---------- Task inputs ----------

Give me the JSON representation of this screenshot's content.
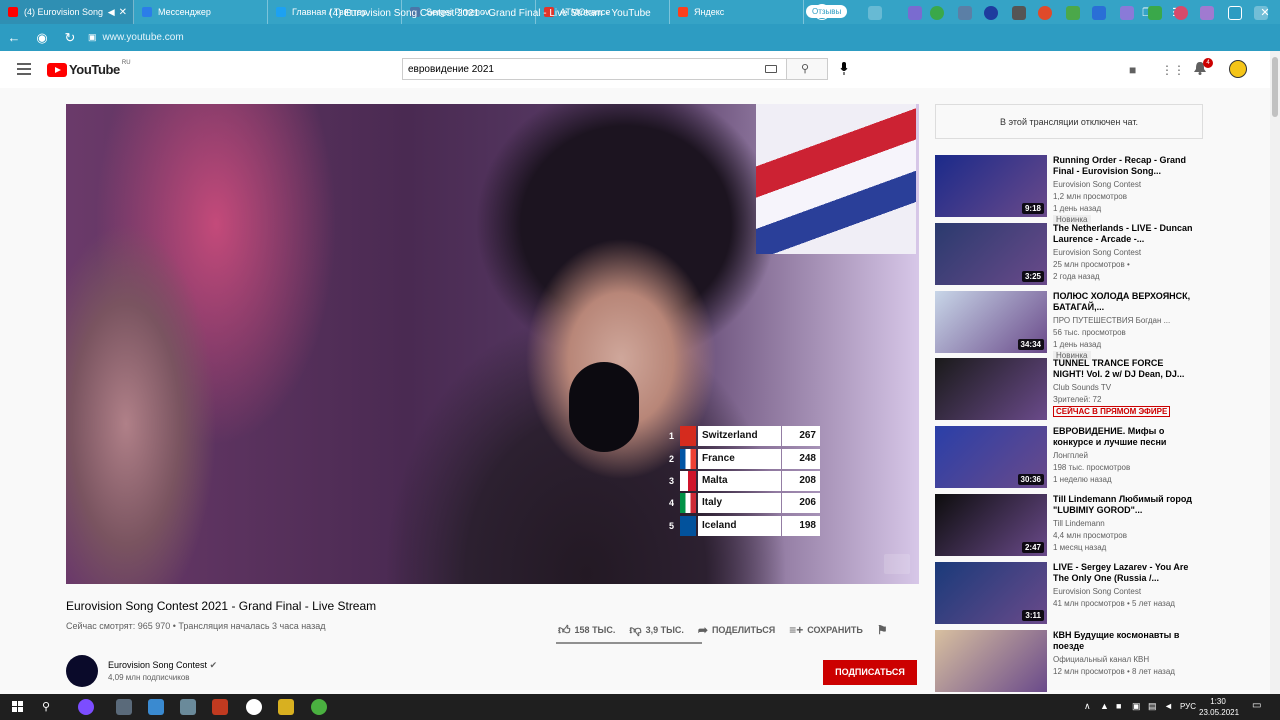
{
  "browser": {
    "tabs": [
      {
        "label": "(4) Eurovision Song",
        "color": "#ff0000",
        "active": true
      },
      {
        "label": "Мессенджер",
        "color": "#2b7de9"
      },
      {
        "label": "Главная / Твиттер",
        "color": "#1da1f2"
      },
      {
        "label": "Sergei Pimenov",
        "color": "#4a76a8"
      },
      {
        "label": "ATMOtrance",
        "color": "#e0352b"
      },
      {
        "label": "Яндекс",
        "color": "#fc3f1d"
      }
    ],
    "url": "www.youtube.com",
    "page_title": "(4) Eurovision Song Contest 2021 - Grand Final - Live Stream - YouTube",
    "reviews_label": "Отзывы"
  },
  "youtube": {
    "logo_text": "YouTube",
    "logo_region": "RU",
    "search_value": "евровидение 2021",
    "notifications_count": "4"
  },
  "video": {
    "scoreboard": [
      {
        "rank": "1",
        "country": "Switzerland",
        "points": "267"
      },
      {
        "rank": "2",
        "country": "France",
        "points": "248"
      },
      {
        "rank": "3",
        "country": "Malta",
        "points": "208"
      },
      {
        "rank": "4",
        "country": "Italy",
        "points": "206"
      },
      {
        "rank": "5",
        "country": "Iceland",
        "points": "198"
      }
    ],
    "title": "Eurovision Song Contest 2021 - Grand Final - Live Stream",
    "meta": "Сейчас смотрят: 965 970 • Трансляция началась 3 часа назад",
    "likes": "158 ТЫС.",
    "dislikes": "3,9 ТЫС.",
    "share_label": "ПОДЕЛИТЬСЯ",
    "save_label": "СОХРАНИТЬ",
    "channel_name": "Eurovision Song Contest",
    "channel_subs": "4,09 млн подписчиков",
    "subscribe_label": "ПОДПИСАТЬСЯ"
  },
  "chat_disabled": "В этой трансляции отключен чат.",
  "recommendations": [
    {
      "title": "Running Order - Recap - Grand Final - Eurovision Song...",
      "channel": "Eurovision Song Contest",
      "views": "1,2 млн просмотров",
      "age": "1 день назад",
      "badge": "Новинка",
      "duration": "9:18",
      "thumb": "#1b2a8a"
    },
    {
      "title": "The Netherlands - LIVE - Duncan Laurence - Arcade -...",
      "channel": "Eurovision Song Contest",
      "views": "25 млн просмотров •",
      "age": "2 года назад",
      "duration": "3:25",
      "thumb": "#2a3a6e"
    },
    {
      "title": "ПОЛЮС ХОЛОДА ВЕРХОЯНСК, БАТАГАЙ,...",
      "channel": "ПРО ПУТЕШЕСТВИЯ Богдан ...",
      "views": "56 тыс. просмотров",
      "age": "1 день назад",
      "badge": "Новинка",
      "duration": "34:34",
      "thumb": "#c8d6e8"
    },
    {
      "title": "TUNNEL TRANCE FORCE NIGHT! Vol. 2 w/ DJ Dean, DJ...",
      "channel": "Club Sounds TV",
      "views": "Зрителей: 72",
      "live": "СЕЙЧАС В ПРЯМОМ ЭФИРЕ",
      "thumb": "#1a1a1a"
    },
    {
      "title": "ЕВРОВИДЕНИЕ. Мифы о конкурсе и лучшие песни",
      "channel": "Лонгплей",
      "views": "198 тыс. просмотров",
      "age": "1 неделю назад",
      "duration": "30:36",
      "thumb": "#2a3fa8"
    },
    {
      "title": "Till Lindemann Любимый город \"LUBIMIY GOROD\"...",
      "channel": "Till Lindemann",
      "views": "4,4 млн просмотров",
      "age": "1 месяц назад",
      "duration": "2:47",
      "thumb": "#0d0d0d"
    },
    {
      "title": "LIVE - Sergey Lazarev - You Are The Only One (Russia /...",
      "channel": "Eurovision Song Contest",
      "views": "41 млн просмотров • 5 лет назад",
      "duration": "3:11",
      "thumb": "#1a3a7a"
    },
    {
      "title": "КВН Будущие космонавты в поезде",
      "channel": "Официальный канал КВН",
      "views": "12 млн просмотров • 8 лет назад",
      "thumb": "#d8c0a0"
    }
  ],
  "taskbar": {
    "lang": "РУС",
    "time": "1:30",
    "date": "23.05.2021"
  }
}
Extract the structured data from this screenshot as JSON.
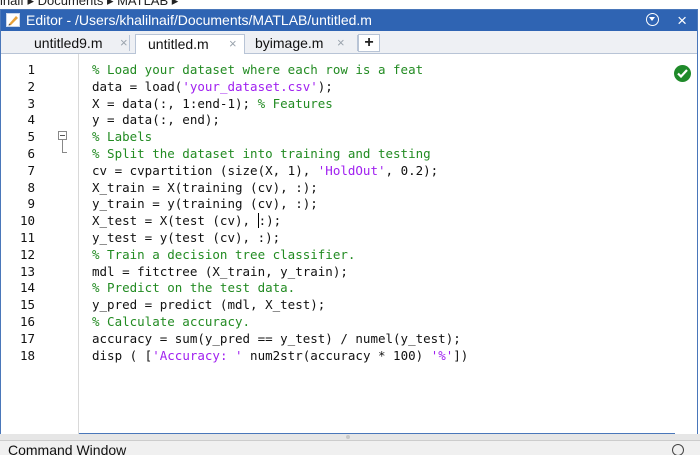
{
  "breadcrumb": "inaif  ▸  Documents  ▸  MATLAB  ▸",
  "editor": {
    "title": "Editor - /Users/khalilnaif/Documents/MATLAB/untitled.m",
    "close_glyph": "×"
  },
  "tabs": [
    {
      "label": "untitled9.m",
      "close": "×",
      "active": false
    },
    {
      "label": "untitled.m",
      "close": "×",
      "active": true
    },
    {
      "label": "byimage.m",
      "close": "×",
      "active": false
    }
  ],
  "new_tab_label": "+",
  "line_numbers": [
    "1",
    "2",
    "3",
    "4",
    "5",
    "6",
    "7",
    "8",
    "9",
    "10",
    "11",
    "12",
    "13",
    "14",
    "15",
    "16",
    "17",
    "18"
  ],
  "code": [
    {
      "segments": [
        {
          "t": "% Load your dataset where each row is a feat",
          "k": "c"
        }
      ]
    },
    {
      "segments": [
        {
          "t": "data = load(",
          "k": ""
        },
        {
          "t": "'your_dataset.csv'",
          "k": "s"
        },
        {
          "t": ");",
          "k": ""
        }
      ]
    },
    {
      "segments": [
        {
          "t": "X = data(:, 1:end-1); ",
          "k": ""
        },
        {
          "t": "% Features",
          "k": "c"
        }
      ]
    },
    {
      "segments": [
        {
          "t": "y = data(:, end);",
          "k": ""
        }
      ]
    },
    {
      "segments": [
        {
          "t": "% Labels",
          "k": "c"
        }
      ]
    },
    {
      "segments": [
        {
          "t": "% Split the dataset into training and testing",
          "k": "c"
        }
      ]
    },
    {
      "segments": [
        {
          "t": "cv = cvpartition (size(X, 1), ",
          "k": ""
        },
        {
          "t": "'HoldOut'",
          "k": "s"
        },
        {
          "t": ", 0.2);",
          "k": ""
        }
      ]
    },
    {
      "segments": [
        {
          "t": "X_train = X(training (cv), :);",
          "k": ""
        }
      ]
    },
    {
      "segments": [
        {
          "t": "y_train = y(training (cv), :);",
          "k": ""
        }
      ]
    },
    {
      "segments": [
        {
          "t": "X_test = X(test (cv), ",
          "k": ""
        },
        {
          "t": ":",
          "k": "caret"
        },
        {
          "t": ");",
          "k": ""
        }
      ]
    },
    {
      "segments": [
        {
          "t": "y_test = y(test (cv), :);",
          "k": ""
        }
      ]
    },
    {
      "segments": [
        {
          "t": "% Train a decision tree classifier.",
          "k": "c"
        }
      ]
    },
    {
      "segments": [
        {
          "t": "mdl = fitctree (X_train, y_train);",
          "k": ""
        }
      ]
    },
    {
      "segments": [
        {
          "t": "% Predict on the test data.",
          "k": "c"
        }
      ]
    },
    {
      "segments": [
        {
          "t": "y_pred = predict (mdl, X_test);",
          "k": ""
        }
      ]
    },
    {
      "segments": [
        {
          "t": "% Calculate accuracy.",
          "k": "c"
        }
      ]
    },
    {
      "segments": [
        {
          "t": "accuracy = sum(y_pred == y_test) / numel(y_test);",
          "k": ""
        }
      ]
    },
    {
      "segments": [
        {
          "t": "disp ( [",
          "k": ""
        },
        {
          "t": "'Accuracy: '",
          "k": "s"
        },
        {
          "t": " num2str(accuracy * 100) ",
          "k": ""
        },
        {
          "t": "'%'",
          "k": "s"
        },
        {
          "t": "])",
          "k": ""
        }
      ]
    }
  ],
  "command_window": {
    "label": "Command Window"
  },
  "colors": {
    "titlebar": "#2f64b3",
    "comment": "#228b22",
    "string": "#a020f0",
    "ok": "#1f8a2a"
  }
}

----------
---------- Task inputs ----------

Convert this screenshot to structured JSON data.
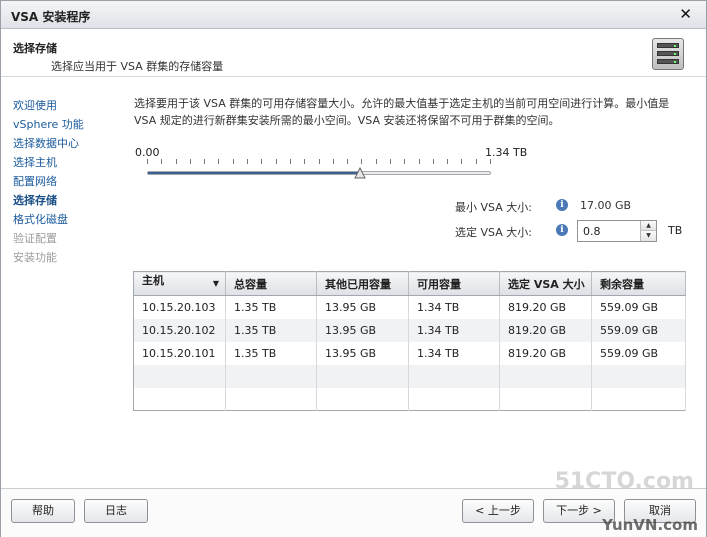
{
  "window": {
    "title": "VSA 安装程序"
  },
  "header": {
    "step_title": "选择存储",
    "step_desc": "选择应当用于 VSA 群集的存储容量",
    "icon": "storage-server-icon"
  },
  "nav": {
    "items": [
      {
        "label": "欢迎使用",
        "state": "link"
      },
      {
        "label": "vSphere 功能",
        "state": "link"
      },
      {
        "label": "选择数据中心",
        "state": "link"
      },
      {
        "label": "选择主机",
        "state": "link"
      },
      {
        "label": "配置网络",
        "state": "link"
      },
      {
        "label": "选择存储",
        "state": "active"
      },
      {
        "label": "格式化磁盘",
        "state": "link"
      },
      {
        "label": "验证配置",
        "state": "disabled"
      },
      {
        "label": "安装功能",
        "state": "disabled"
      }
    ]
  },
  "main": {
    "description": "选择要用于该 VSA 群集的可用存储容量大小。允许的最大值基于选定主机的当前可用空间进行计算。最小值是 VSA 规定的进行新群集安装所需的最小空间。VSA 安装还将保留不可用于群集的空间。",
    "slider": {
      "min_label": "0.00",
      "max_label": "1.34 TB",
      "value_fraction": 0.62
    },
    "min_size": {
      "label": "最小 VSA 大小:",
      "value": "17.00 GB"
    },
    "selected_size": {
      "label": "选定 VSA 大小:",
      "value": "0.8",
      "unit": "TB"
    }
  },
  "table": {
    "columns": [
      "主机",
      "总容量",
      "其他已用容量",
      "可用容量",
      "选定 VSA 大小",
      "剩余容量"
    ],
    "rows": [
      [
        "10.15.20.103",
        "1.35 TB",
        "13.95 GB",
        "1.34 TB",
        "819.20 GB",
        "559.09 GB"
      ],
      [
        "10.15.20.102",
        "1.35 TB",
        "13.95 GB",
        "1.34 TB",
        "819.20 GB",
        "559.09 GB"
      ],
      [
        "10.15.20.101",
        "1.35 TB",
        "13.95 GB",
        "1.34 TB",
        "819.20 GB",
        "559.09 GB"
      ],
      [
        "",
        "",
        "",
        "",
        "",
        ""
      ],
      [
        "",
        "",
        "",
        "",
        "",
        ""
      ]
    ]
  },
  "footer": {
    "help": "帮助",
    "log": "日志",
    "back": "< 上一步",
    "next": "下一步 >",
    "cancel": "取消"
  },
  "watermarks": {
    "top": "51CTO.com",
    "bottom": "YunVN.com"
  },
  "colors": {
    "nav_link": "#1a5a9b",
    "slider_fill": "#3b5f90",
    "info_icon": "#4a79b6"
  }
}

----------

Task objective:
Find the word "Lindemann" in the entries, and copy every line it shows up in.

Response:
      "title": "Till Lindemann Любимый город \"LUBIMIY GOROD\"...",
      "channel": "Till Lindemann",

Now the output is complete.